** EXERCISE OBJECTIVE **
In the data below, which lines hold the word "type"? Copy them.

** Data about app and page elements **
################

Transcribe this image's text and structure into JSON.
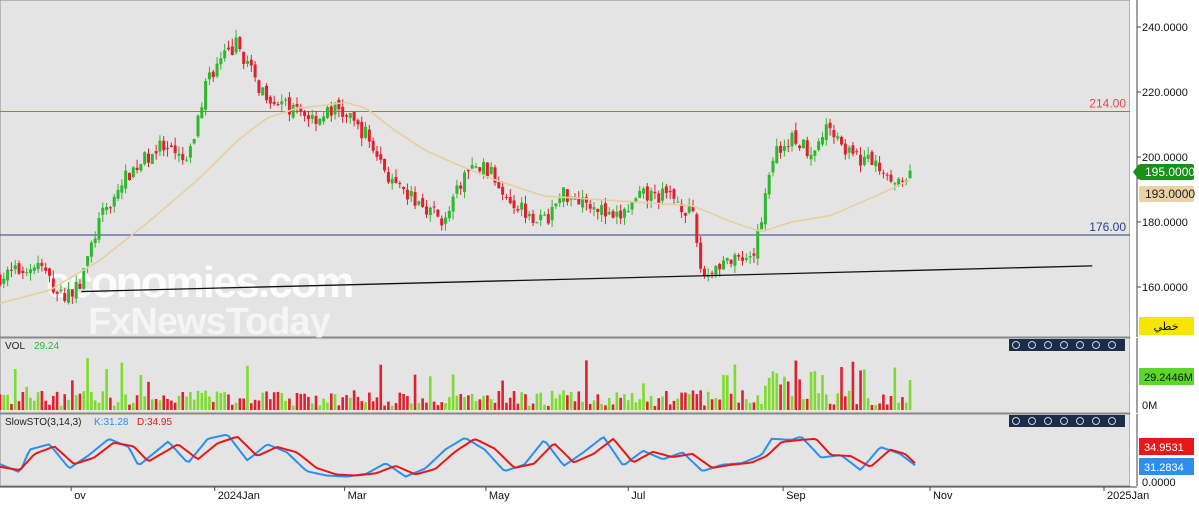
{
  "price_panel": {
    "y_ticks": [
      "240.0000",
      "220.0000",
      "200.0000",
      "180.0000",
      "160.0000"
    ],
    "level_high": "214.00",
    "level_low": "176.00",
    "last_price": "195.0000",
    "ma_value": "193.0000",
    "drawing_mode_label": "خطي"
  },
  "watermark": {
    "line1": "economies.com",
    "line2": "FxNewsToday"
  },
  "volume_panel": {
    "title": "VOL",
    "value": "29.24",
    "last_label": "29.2446M",
    "zero_label": "0M"
  },
  "stoch_panel": {
    "title": "SlowSTO(3,14,3)",
    "k_label": "K:31.28",
    "d_label": "D:34.95",
    "d_value": "34.9531",
    "k_value": "31.2834",
    "zero_label": "0.0000"
  },
  "x_axis": {
    "labels": [
      "ov",
      "2024Jan",
      "Mar",
      "May",
      "Jul",
      "Sep",
      "Nov",
      "2025Jan"
    ]
  },
  "colors": {
    "up": "#2db82d",
    "down": "#e0202e",
    "ma": "#e6cf9f",
    "resistance": "#f05050",
    "support": "#283c8c",
    "k_line": "#2a8ff0",
    "d_line": "#e81818",
    "vol_up": "#7ddc2e",
    "vol_down": "#e0202e"
  },
  "toolbar_icons": [
    "close-icon",
    "restore-icon",
    "minimize-icon",
    "move-up-icon",
    "move-down-icon",
    "settings-icon",
    "more-icon"
  ],
  "chart_data": [
    {
      "type": "candlestick",
      "y_range": [
        148,
        246
      ],
      "ticks": [
        240,
        220,
        200,
        180,
        160
      ],
      "levels": [
        214,
        176
      ],
      "trendline": {
        "from": [
          0.072,
          158.6
        ],
        "to": [
          1.045,
          166.5
        ]
      },
      "close_path": [
        [
          0,
          163
        ],
        [
          0.04,
          167
        ],
        [
          0.06,
          157
        ],
        [
          0.08,
          160
        ],
        [
          0.1,
          180
        ],
        [
          0.13,
          195
        ],
        [
          0.16,
          203
        ],
        [
          0.19,
          198
        ],
        [
          0.21,
          225
        ],
        [
          0.24,
          235
        ],
        [
          0.26,
          222
        ],
        [
          0.29,
          215
        ],
        [
          0.32,
          212
        ],
        [
          0.34,
          215
        ],
        [
          0.37,
          207
        ],
        [
          0.4,
          190
        ],
        [
          0.43,
          185
        ],
        [
          0.45,
          180
        ],
        [
          0.47,
          195
        ],
        [
          0.49,
          197
        ],
        [
          0.52,
          186
        ],
        [
          0.55,
          180
        ],
        [
          0.57,
          189
        ],
        [
          0.6,
          186
        ],
        [
          0.62,
          180
        ],
        [
          0.65,
          188
        ],
        [
          0.68,
          188
        ],
        [
          0.7,
          182
        ],
        [
          0.71,
          163
        ],
        [
          0.73,
          168
        ],
        [
          0.76,
          167
        ],
        [
          0.77,
          182
        ],
        [
          0.78,
          200
        ],
        [
          0.8,
          206
        ],
        [
          0.82,
          202
        ],
        [
          0.84,
          210
        ],
        [
          0.86,
          200
        ],
        [
          0.88,
          199
        ],
        [
          0.9,
          195
        ],
        [
          0.915,
          190
        ],
        [
          0.92,
          195
        ]
      ],
      "ma_path": [
        [
          0,
          155
        ],
        [
          0.05,
          159
        ],
        [
          0.1,
          168
        ],
        [
          0.15,
          180
        ],
        [
          0.2,
          193
        ],
        [
          0.24,
          205
        ],
        [
          0.27,
          212
        ],
        [
          0.3,
          215
        ],
        [
          0.33,
          216
        ],
        [
          0.35,
          216.8
        ],
        [
          0.37,
          215
        ],
        [
          0.4,
          208
        ],
        [
          0.43,
          202
        ],
        [
          0.46,
          198
        ],
        [
          0.5,
          193
        ],
        [
          0.55,
          188
        ],
        [
          0.6,
          187
        ],
        [
          0.65,
          186
        ],
        [
          0.7,
          185
        ],
        [
          0.74,
          180
        ],
        [
          0.77,
          177
        ],
        [
          0.8,
          180
        ],
        [
          0.84,
          182
        ],
        [
          0.87,
          186
        ],
        [
          0.9,
          190
        ],
        [
          0.92,
          193
        ]
      ]
    },
    {
      "type": "bar",
      "series": "volume",
      "last_value": 29.2446,
      "unit": "M"
    },
    {
      "type": "line",
      "series": [
        "K",
        "D"
      ],
      "y_range": [
        0,
        100
      ],
      "last": {
        "K": 31.28,
        "D": 34.95
      },
      "k_path": [
        [
          0,
          33
        ],
        [
          0.02,
          18
        ],
        [
          0.03,
          60
        ],
        [
          0.05,
          70
        ],
        [
          0.07,
          25
        ],
        [
          0.09,
          50
        ],
        [
          0.11,
          80
        ],
        [
          0.13,
          65
        ],
        [
          0.14,
          30
        ],
        [
          0.16,
          60
        ],
        [
          0.17,
          75
        ],
        [
          0.19,
          35
        ],
        [
          0.21,
          80
        ],
        [
          0.23,
          88
        ],
        [
          0.25,
          40
        ],
        [
          0.27,
          70
        ],
        [
          0.29,
          55
        ],
        [
          0.31,
          20
        ],
        [
          0.33,
          12
        ],
        [
          0.35,
          10
        ],
        [
          0.37,
          15
        ],
        [
          0.39,
          35
        ],
        [
          0.41,
          10
        ],
        [
          0.43,
          25
        ],
        [
          0.45,
          60
        ],
        [
          0.47,
          82
        ],
        [
          0.49,
          60
        ],
        [
          0.51,
          20
        ],
        [
          0.53,
          32
        ],
        [
          0.55,
          78
        ],
        [
          0.57,
          30
        ],
        [
          0.59,
          55
        ],
        [
          0.61,
          84
        ],
        [
          0.63,
          30
        ],
        [
          0.65,
          58
        ],
        [
          0.67,
          42
        ],
        [
          0.69,
          55
        ],
        [
          0.71,
          20
        ],
        [
          0.73,
          32
        ],
        [
          0.75,
          35
        ],
        [
          0.77,
          50
        ],
        [
          0.78,
          80
        ],
        [
          0.8,
          78
        ],
        [
          0.81,
          84
        ],
        [
          0.83,
          45
        ],
        [
          0.85,
          50
        ],
        [
          0.87,
          22
        ],
        [
          0.89,
          65
        ],
        [
          0.91,
          52
        ],
        [
          0.925,
          31
        ]
      ],
      "d_path": [
        [
          0,
          28
        ],
        [
          0.02,
          22
        ],
        [
          0.035,
          52
        ],
        [
          0.055,
          66
        ],
        [
          0.075,
          33
        ],
        [
          0.095,
          45
        ],
        [
          0.115,
          73
        ],
        [
          0.135,
          66
        ],
        [
          0.15,
          38
        ],
        [
          0.165,
          54
        ],
        [
          0.18,
          70
        ],
        [
          0.2,
          42
        ],
        [
          0.22,
          72
        ],
        [
          0.24,
          84
        ],
        [
          0.26,
          48
        ],
        [
          0.28,
          65
        ],
        [
          0.3,
          55
        ],
        [
          0.32,
          26
        ],
        [
          0.34,
          14
        ],
        [
          0.36,
          12
        ],
        [
          0.38,
          16
        ],
        [
          0.4,
          30
        ],
        [
          0.42,
          14
        ],
        [
          0.44,
          24
        ],
        [
          0.46,
          56
        ],
        [
          0.48,
          80
        ],
        [
          0.5,
          62
        ],
        [
          0.52,
          26
        ],
        [
          0.54,
          34
        ],
        [
          0.56,
          72
        ],
        [
          0.58,
          36
        ],
        [
          0.6,
          52
        ],
        [
          0.62,
          80
        ],
        [
          0.64,
          36
        ],
        [
          0.66,
          56
        ],
        [
          0.68,
          46
        ],
        [
          0.7,
          52
        ],
        [
          0.72,
          26
        ],
        [
          0.74,
          32
        ],
        [
          0.76,
          36
        ],
        [
          0.775,
          48
        ],
        [
          0.79,
          74
        ],
        [
          0.81,
          78
        ],
        [
          0.825,
          80
        ],
        [
          0.84,
          50
        ],
        [
          0.86,
          48
        ],
        [
          0.88,
          28
        ],
        [
          0.9,
          60
        ],
        [
          0.915,
          52
        ],
        [
          0.925,
          35
        ]
      ]
    }
  ]
}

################

** EXERCISE OUTPUT **
      "type": "candlestick",
      "type": "bar",
      "type": "line",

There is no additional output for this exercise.